– Application Layer Monitoring: These specialised firewalls perform application layer monitoring for RTP (Real-time Transport Protocol), ST2022, or ST2110, tailored explicitly for media transport.

– NAT Support: Media-specific firewalls facilitate Network Address Translation (NAT), allowing private IP ranges in IPv4 and IPv6 environments.

– Dynamic IP Address Handling: They can modify the IP addresses of incoming and outgoing flows to ensure seamless media delivery. This handy tool allows the re-mapping of unicast or multicast IP addresses.

– Multicast and Unicast IP Support: These firewalls must be equipped to handle multicast and unicast IP traffic efficiently.

By deploying media-specific firewalls, you fortify your media network’s security, ensuring a streamlined and secure flow of IP transport streams. Remember, while the firewall is just one piece of the puzzle, it is indispensable for safeguarding your valuable media content. So, invest in the right tools to build a robust and secure IP-based media transport infrastructure.

SMPTE Trust Boundary RP2129

The Society of Motion Picture and Television Engineers (SMPTE) is working on standardising the concept of Trust Boundaries concerning media content delivery over IP networks. The work is still in the recommendation phase Public CD of SMPTE RP 2129. SMPTE is formulating the proposed standard, laying out its core elements, guidelines, and potential use cases to establish a solid foundation for the Trust Boundary concept.

SMPTE’s initiative is crucial because it allows for the more efficient and secure transportation of high-bandwidth, media-specific payload traffic, which is, as mentioned earlier, not adequately supported by traditional IT firewalls. Furthermore, with the rise of IP-based media flows, implementing Trust Boundaries prevents unwanted traffic, enhancing the overall network’s integrity.

This standardisation effort also highlights the importance of adequate security testing to comply with internal guidelines, emphasising the operational significance of encryption, authentication, and monitoring. Thus, SMPTE’s work is laying down the foundation for secure, reliable, and efficient media content delivery over IP networks in the future.


Transitioning from legacy media interfaces to IP workflows presents opportunities and challenges for media professionals.
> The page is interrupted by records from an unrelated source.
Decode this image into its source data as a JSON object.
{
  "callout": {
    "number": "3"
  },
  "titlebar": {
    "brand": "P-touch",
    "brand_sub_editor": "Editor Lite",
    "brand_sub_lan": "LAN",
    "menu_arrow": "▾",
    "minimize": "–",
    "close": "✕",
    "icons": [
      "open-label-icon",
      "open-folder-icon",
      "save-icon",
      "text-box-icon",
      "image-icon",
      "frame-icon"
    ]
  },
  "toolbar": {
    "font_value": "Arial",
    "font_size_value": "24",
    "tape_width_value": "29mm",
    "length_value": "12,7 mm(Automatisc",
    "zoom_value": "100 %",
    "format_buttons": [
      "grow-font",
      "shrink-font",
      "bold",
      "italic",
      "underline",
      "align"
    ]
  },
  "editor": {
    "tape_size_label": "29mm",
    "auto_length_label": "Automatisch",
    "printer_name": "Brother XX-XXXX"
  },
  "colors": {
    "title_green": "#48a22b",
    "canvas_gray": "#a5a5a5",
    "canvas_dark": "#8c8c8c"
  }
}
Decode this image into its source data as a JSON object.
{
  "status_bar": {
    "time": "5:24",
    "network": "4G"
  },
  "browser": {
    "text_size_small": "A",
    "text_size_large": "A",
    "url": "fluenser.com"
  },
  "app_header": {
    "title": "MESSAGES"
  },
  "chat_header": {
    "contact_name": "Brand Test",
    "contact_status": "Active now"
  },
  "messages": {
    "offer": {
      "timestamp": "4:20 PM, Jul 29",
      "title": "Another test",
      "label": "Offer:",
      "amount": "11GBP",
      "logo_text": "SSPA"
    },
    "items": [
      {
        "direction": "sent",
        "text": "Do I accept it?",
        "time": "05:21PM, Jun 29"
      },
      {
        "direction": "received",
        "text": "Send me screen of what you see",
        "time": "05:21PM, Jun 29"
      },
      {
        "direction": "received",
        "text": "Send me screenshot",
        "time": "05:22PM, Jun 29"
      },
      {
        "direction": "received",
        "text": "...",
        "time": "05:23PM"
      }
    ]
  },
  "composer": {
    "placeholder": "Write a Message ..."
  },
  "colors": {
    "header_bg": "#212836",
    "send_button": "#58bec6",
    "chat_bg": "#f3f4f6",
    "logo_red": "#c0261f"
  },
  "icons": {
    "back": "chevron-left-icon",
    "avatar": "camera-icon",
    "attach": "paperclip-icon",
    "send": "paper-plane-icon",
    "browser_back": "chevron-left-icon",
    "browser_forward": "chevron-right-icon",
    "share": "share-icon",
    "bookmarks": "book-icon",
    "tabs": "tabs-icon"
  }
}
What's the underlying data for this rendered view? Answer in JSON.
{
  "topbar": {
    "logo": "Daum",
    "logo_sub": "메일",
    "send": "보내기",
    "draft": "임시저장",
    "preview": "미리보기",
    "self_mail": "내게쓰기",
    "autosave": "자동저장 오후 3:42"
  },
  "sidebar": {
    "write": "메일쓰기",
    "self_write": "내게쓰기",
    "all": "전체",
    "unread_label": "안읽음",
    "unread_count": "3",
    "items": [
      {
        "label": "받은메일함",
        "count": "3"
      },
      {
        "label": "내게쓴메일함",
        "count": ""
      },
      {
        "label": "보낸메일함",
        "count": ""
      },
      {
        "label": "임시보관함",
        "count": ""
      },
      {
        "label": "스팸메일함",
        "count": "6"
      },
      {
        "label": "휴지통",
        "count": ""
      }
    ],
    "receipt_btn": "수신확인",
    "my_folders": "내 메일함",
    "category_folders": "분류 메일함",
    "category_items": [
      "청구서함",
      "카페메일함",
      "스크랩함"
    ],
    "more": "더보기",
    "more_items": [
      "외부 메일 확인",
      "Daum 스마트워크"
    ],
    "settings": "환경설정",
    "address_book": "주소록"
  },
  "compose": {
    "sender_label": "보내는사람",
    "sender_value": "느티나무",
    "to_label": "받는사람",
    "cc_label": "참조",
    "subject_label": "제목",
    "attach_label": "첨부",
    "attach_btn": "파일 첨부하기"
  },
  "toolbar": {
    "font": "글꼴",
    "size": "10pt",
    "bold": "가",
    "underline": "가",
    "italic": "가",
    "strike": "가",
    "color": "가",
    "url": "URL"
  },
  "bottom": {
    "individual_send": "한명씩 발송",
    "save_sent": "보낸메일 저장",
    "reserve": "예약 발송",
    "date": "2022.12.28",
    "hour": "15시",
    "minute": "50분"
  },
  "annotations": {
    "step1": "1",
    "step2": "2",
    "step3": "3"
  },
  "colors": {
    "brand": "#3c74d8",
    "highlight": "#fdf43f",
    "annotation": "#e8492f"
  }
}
While IP networks offer unparalleled power and flexibility for media transport, they require meticulous planning and execution to ensure seamless and secure content transmission.

Throughout this article, we delved into three critical challenges when sending linear transport streams over IP networks, particularly when reaching out to remote locations. We explored the importance of network segregation, the risks of misconfiguration, and the necessity of guarding against cyber attacks. To overcome these hurdles, we discovered the value of implementing media-specific firewalls tailored to handle media networks’ unique demands, ensuring wire-speed throughput, stateful connections, and constant monitoring without jitter.

Furthermore, we highlighted the groundbreaking work of SMPTE in standardising Trust Boundaries for media content delivery over IP. This initiative addresses the limitations of traditional IT firewalls. It paves the way for secure, efficient, and reliable media transport in the digital age.

As the industry evolves, embracing these innovative solutions and standards will be crucial for safeguarding valuable media content and maintaining the integrity of IP-based workflows. Together, we can leverage the power of IP networks while upholding the highest security and performance standards. Let’s embark on this transformative journey, supporting one another and learning from our shared experiences as we shape the future of media transport in the ever-changing landscape of technology and creativity.